Whichever you please, I said ; you shall determine when you have heard the purpose of our visit.
And what is your purpose ? he said.
I must explain, I said, that my friend Hippocrates is a native Athenian ; he is the son of Apollodorus, and of a great and prosperous house, and he is himself in natural ability quite a match for anybody of his own age. I believe that he aspires to political eminence ; and this he thinks that conversation with you is most likely to procure for him. And now you can determine whether you would wish to speak to him of your teaching alone or in the presence of the company.

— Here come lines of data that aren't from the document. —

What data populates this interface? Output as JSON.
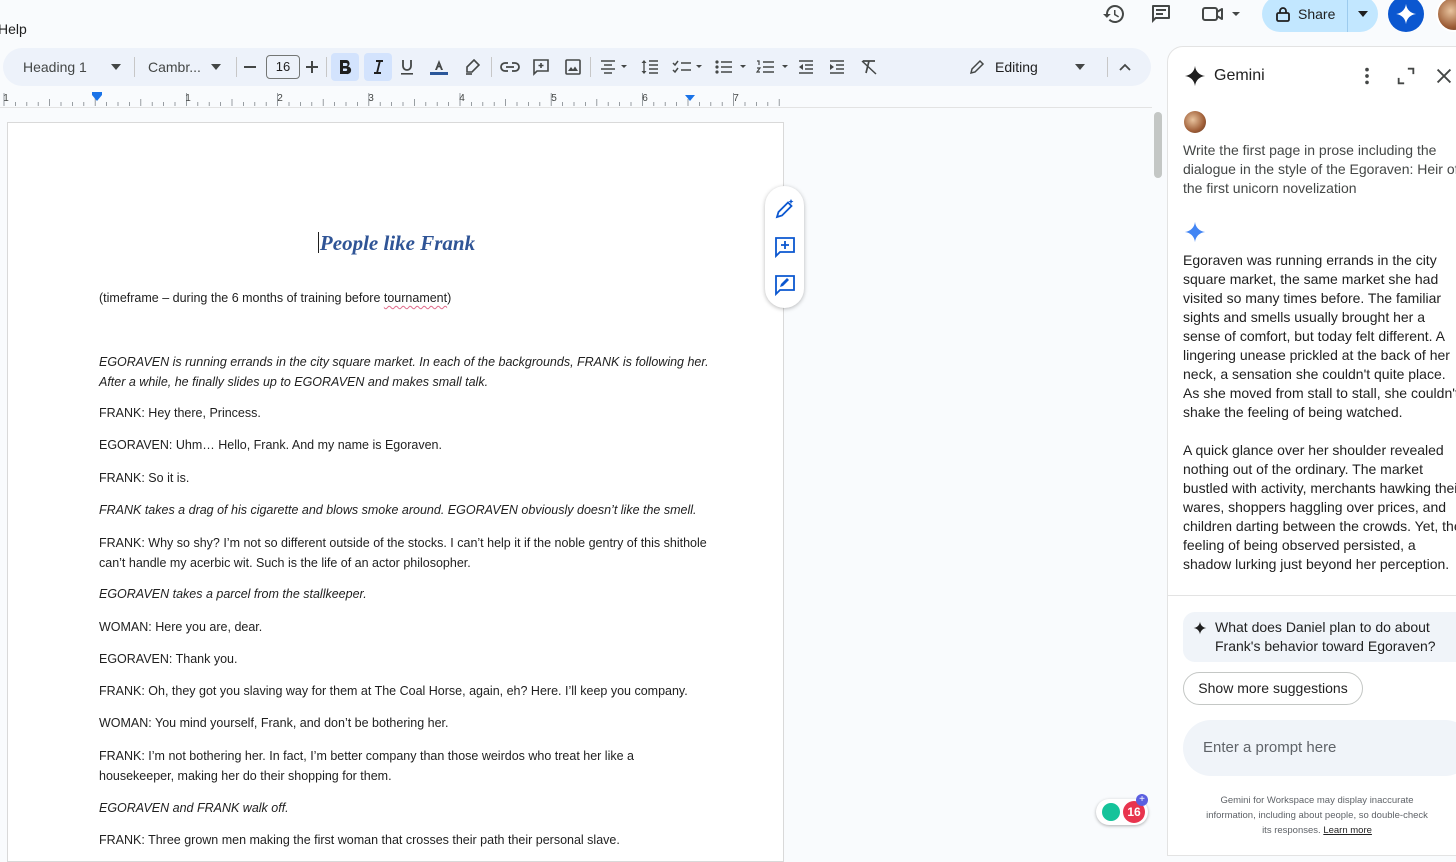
{
  "menu": {
    "help": "Help"
  },
  "topbar": {
    "share_label": "Share"
  },
  "toolbar": {
    "style": "Heading 1",
    "font": "Cambr...",
    "font_size": "16",
    "mode": "Editing"
  },
  "ruler": {
    "marks": [
      "1",
      "1",
      "2",
      "3",
      "4",
      "5",
      "6",
      "7"
    ]
  },
  "doc": {
    "title": "People like Frank",
    "timeframe_before": "(timeframe – during the 6 months of training before ",
    "timeframe_word": "tournament",
    "timeframe_after": ")",
    "lines": [
      {
        "text": "EGORAVEN is running errands in the city square market. In each of the backgrounds, FRANK is following her. After a while, he finally slides up to EGORAVEN and makes small talk.",
        "italic": true
      },
      {
        "text": "FRANK: Hey there, Princess.",
        "italic": false
      },
      {
        "text": "EGORAVEN: Uhm… Hello, Frank. And my name is Egoraven.",
        "italic": false
      },
      {
        "text": "FRANK: So it is.",
        "italic": false
      },
      {
        "text": "FRANK takes a drag of his cigarette and blows smoke around. EGORAVEN obviously doesn’t like the smell.",
        "italic": true
      },
      {
        "text": "FRANK: Why so shy? I’m not so different outside of the stocks. I can’t help it if the noble gentry of this shithole can’t handle my acerbic wit. Such is the life of an actor philosopher.",
        "italic": false
      },
      {
        "text": "EGORAVEN takes a parcel from the stallkeeper.",
        "italic": true
      },
      {
        "text": "WOMAN: Here you are, dear.",
        "italic": false
      },
      {
        "text": "EGORAVEN: Thank you.",
        "italic": false
      },
      {
        "text": "FRANK: Oh, they got you slaving way for them at The Coal Horse, again, eh? Here. I’ll keep you company.",
        "italic": false
      },
      {
        "text": "WOMAN: You mind yourself, Frank, and don’t be bothering her.",
        "italic": false
      },
      {
        "text": "FRANK: I’m not bothering her. In fact, I’m better company than those weirdos who treat her like a housekeeper, making her do their shopping for them.",
        "italic": false
      },
      {
        "text": "EGORAVEN and FRANK walk off.",
        "italic": true
      },
      {
        "text": "FRANK: Three grown men making the first woman that crosses their path their personal slave.",
        "italic": false
      }
    ]
  },
  "gemini": {
    "title": "Gemini",
    "user_prompt": "Write the first page in prose including the dialogue in the style of the Egoraven: Heir of the first unicorn novelization",
    "response": [
      "Egoraven was running errands in the city square market, the same market she had visited so many times before. The familiar sights and smells usually brought her a sense of comfort, but today felt different. A lingering unease prickled at the back of her neck, a sensation she couldn't quite place. As she moved from stall to stall, she couldn't shake the feeling of being watched.",
      "A quick glance over her shoulder revealed nothing out of the ordinary. The market bustled with activity, merchants hawking their wares, shoppers haggling over prices, and children darting between the crowds. Yet, the feeling of being observed persisted, a shadow lurking just beyond her perception."
    ],
    "suggestion": "What does Daniel plan to do about Frank's behavior toward Egoraven?",
    "more_label": "Show more suggestions",
    "prompt_placeholder": "Enter a prompt here",
    "disclaimer": "Gemini for Workspace may display inaccurate information, including about people, so double-check its responses.",
    "disclaimer_link": "Learn more"
  },
  "grammarly": {
    "count": "16"
  }
}
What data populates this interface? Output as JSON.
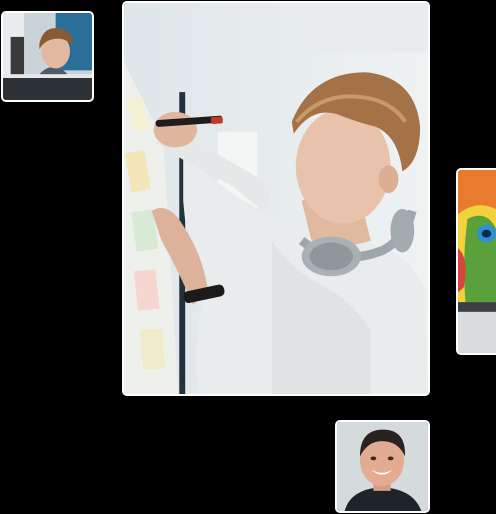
{
  "colors": {
    "background": "#000000",
    "tile_border": "#ffffff"
  },
  "tiles": [
    {
      "subject": "man-at-desk-with-earbuds-photo"
    },
    {
      "subject": "man-writing-on-sticky-note-board-photo"
    },
    {
      "subject": "colorful-illustration-on-monitor-photo"
    },
    {
      "subject": "smiling-man-portrait-photo"
    }
  ]
}
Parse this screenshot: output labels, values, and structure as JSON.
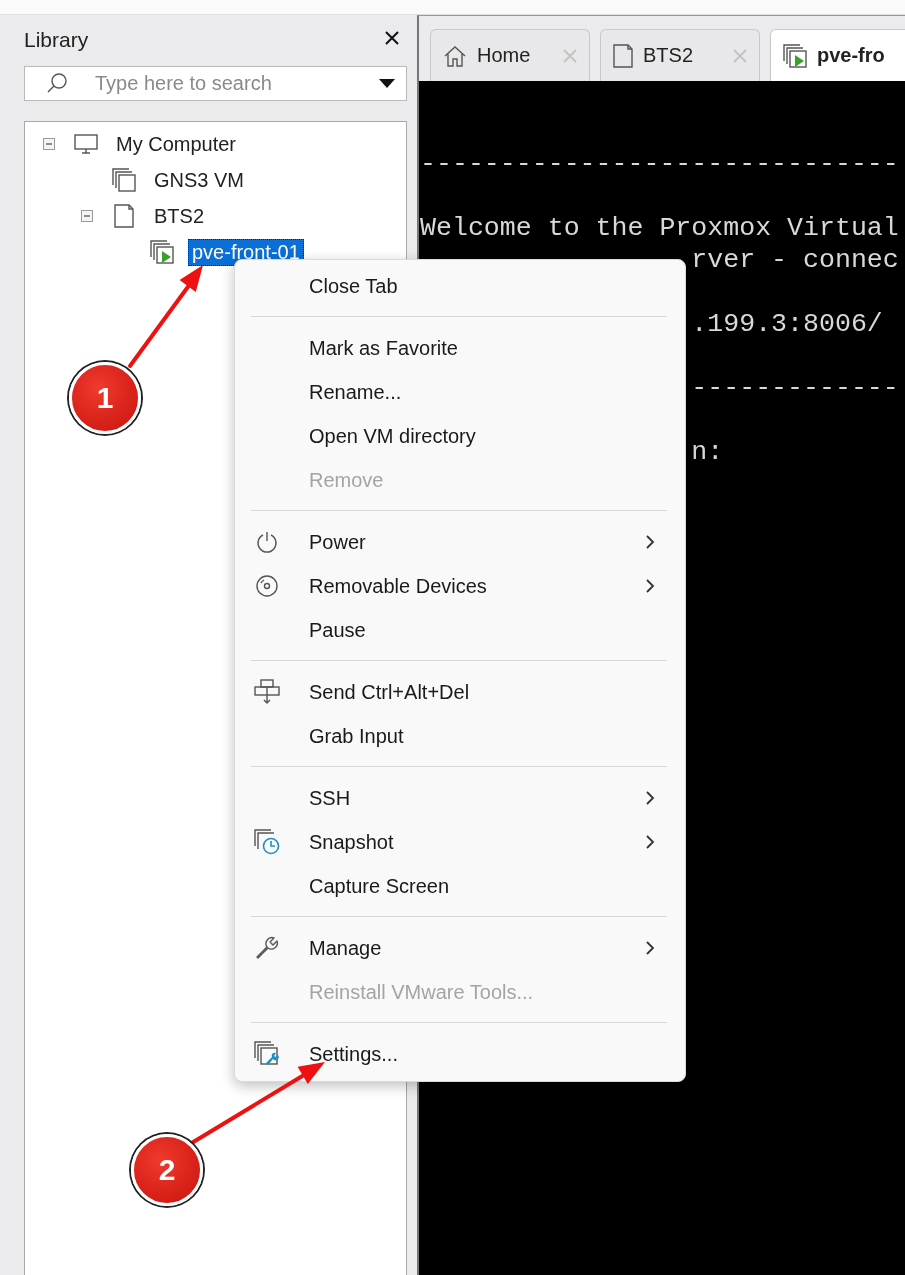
{
  "library": {
    "title": "Library"
  },
  "search": {
    "placeholder": "Type here to search"
  },
  "tree": [
    {
      "label": "My Computer",
      "kind": "computer",
      "expanded": true,
      "selected": false,
      "children": [
        {
          "label": "GNS3 VM",
          "kind": "vm",
          "running": false,
          "selected": false
        },
        {
          "label": "BTS2",
          "kind": "folder",
          "expanded": true,
          "selected": false,
          "children": [
            {
              "label": "pve-front-01",
              "kind": "vm",
              "running": true,
              "selected": true
            }
          ]
        }
      ]
    }
  ],
  "tabs": [
    {
      "label": "Home",
      "kind": "home",
      "selected": false
    },
    {
      "label": "BTS2",
      "kind": "folder",
      "selected": false
    },
    {
      "label": "pve-fro",
      "kind": "vm",
      "selected": true
    }
  ],
  "terminal": {
    "lines": [
      {
        "text": "------------------------------",
        "blank_before": false,
        "covered": false
      },
      {
        "text": "Welcome to the Proxmox Virtual",
        "blank_before": true,
        "covered": false
      },
      {
        "text": "rver - connec",
        "blank_before": false,
        "covered": true
      },
      {
        "text": ".199.3:8006/",
        "blank_before": true,
        "covered": true
      },
      {
        "text": "-------------",
        "blank_before": true,
        "covered": true
      },
      {
        "text": "n:",
        "blank_before": true,
        "covered": true
      }
    ]
  },
  "context_menu": {
    "items": [
      {
        "kind": "item",
        "label": "Close Tab",
        "submenu": false,
        "disabled": false
      },
      {
        "kind": "separator"
      },
      {
        "kind": "item",
        "label": "Mark as Favorite",
        "submenu": false,
        "disabled": false
      },
      {
        "kind": "item",
        "label": "Rename...",
        "submenu": false,
        "disabled": false
      },
      {
        "kind": "item",
        "label": "Open VM directory",
        "submenu": false,
        "disabled": false
      },
      {
        "kind": "item",
        "label": "Remove",
        "submenu": false,
        "disabled": true
      },
      {
        "kind": "separator"
      },
      {
        "kind": "item",
        "label": "Power",
        "submenu": true,
        "disabled": false
      },
      {
        "kind": "item",
        "label": "Removable Devices",
        "submenu": true,
        "disabled": false
      },
      {
        "kind": "item",
        "label": "Pause",
        "submenu": false,
        "disabled": false
      },
      {
        "kind": "separator"
      },
      {
        "kind": "item",
        "label": "Send Ctrl+Alt+Del",
        "submenu": false,
        "disabled": false
      },
      {
        "kind": "item",
        "label": "Grab Input",
        "submenu": false,
        "disabled": false
      },
      {
        "kind": "separator"
      },
      {
        "kind": "item",
        "label": "SSH",
        "submenu": true,
        "disabled": false
      },
      {
        "kind": "item",
        "label": "Snapshot",
        "submenu": true,
        "disabled": false
      },
      {
        "kind": "item",
        "label": "Capture Screen",
        "submenu": false,
        "disabled": false
      },
      {
        "kind": "separator"
      },
      {
        "kind": "item",
        "label": "Manage",
        "submenu": true,
        "disabled": false
      },
      {
        "kind": "item",
        "label": "Reinstall VMware Tools...",
        "submenu": false,
        "disabled": true
      },
      {
        "kind": "separator"
      },
      {
        "kind": "item",
        "label": "Settings...",
        "submenu": false,
        "disabled": false
      }
    ]
  },
  "annotations": [
    {
      "label": "1"
    },
    {
      "label": "2"
    }
  ]
}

Thank you, Socrates, for your consideration of me. For certainly a stranger finding his way into great cities, and persuading the flower of the youth in them to leave company of their kinsmen or any other acquaintances, old or young, and live with him, under the idea that they will be improved by his conversation, ought to be very cautious ; great jealousies are aroused by his proceedings, and he is the subject of many enmities and conspiracies. Now the art of the Sophist is, as I believe, of great antiquity ; but in ancient times those who practised it, fearing this odium, veiled and disguised themselves under various names, some under that of poets, as Homer, Hesiod, and Simonides, some, of hierophants and prophets, as Orpheus and Musaeus, and some, as I observe, even under the name of gymnastic-masters, like Iccus of Tarentum, or the more recently celebrated Herodicus, now of Selymbria and formerly of Megara, who is a first-rate Sophist. Your own Agathocles pretended to be a musician, but was really an eminent Sophist ; also Pythocleides the Cean ; and there were many others ; and all of them, as I was saying, adopted these arts as veils or disguises because they were afraid of the odium which they would incur. But that is not my way, for I do not believe that they effected their purpose, which was to deceive the government, who were not blinded by them ; and as to the people, they have no understanding, and only repeat what their rulers are pleased to tell them. Now to run away, and to be caught in running away, is the very height of folly, and also greatly increases the exasperation of mankind ; for they regard him who runs away as a rogue, in addition to any other objections which they have to him ; and therefore I take an entirely opposite course, and acknowledge myself to be a Sophist and instructor of mankind ; such an open acknowledgement appears to me to be a better sort of caution than concealment. Nor do I neglect other precautions, and therefore I hope, as I may say, by the favour of heaven that no harm will come of the acknowledgment that I am a Sophist. And I have been now many years in the profession — for all my years when added up are many : there is no one here present of whom I might not be the father. Wherefore I should much prefer conversing with you, if you want to speak with me, in the presence of the company.
As I suspected that he would like to have a little display and glorification in the presence of Prodicus and Hippias, and would gladly show us to them in the light of his admirers, I said : But why should we not summon Prodicus and Hippias and their friends to hear us ?
Very good, he said.